**What the task requires:** If a line of the material holds the string "Datenträger", please copy it.

**Data provided:**

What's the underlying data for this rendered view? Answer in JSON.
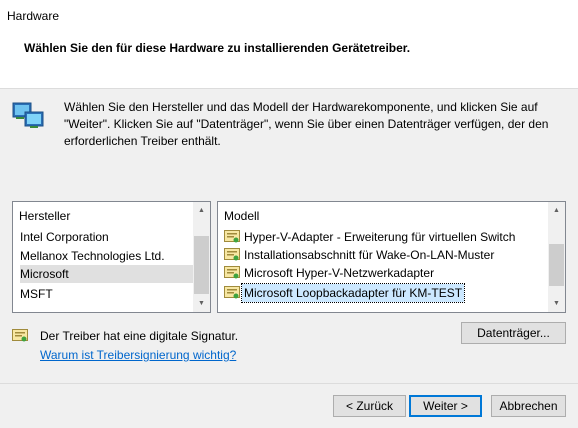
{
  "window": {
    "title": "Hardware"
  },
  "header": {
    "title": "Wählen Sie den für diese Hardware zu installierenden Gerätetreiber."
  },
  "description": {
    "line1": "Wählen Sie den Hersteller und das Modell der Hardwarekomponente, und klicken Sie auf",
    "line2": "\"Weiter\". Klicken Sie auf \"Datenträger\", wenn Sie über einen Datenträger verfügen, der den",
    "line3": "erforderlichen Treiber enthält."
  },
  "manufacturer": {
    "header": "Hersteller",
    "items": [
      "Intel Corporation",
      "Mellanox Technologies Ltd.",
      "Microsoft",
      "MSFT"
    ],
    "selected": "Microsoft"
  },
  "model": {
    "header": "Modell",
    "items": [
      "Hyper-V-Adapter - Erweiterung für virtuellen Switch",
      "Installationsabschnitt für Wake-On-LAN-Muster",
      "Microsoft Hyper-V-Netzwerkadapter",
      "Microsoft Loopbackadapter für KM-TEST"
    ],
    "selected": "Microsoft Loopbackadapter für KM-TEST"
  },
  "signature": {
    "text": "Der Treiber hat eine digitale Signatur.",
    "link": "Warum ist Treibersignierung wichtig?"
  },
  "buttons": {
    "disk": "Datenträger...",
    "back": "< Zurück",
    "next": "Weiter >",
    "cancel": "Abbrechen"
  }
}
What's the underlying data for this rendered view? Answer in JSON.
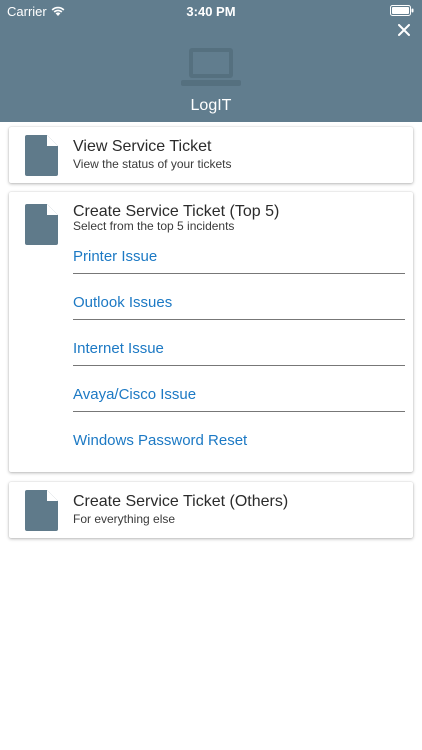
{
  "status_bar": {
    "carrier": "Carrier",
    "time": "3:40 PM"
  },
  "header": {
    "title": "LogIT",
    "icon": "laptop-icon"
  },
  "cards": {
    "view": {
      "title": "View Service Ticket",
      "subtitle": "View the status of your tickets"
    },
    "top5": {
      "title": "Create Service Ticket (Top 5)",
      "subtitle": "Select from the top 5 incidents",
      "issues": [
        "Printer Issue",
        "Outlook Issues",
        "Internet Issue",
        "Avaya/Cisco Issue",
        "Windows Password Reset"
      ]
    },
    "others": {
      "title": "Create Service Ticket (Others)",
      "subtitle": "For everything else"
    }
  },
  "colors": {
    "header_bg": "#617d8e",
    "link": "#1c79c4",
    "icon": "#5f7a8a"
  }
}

**Answer area:**
    "line2": "\"Weiter\". Klicken Sie auf \"Datenträger\", wenn Sie über einen Datenträger verfügen, der den",
    "disk": "Datenträger...",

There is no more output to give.